If you are relying on initial timing to set your timing you are smart to be wary. You really want to set your timing on total without vacuum advance to 36*. That is the critical parameter and after that just see where your initial falls. If it falls too low you may then need to reduce the amount of advance in the mechanical advance. But note that the vacuum advance setup right can help out greatly here. Just do not have more than about 12* of vacuum advance, you want to be around 50* at cruise with full mechanical and full vacuum kicked in.
You really need to get the ignition right before you do much with the carb.
Mar 24th, 06, 8:59 PM
I should have been more clear about my comments relative to idle vacuum, as Vrooom is correct. My comments were intended to ensure that the rods where down or on the lean step at an idle condition so that as you transition to main metering, as vacuum further drops off with throttle opening then the rods still could move up and richen the main circuit. If the rods are up at idle, although your not idling on this circuit, there is no "room" to richen this circuit later if you need it.
As mentioned, major transitional changes cannot/should not be tuned with the springs.
I thought you wanted to play around a bit based on your "all's well" comment. But if this isn't quite the case, get everything else dialed in first.
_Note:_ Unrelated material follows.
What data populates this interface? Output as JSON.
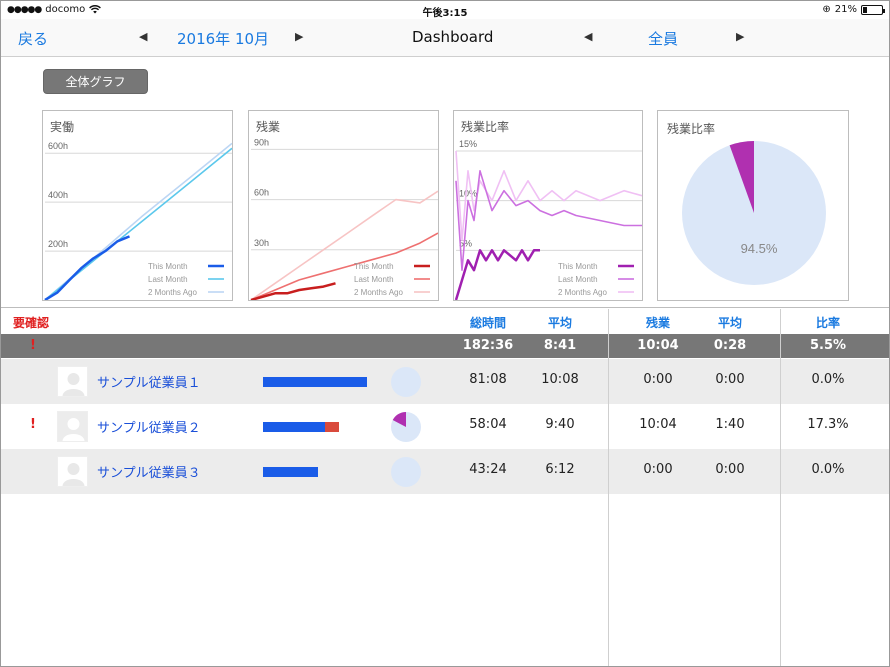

Vrooom, I like your working theory, I've got to think about that one more to really "get it". When it comes to Edelbrock's comments about springs reacting to load, I think of this as what happens when you encounter a long gentle hill -- not much change in throttle position, operation is pretty close to steady state conditions. I'v come to this idea because Carter had some three step rods on motor home carbs in the 70's -- an application that has a fairly healthy throttle opening at mid-RPM steady state cruise conditions -- they'd run on the middle step. Without it, they'd be on the power circuit.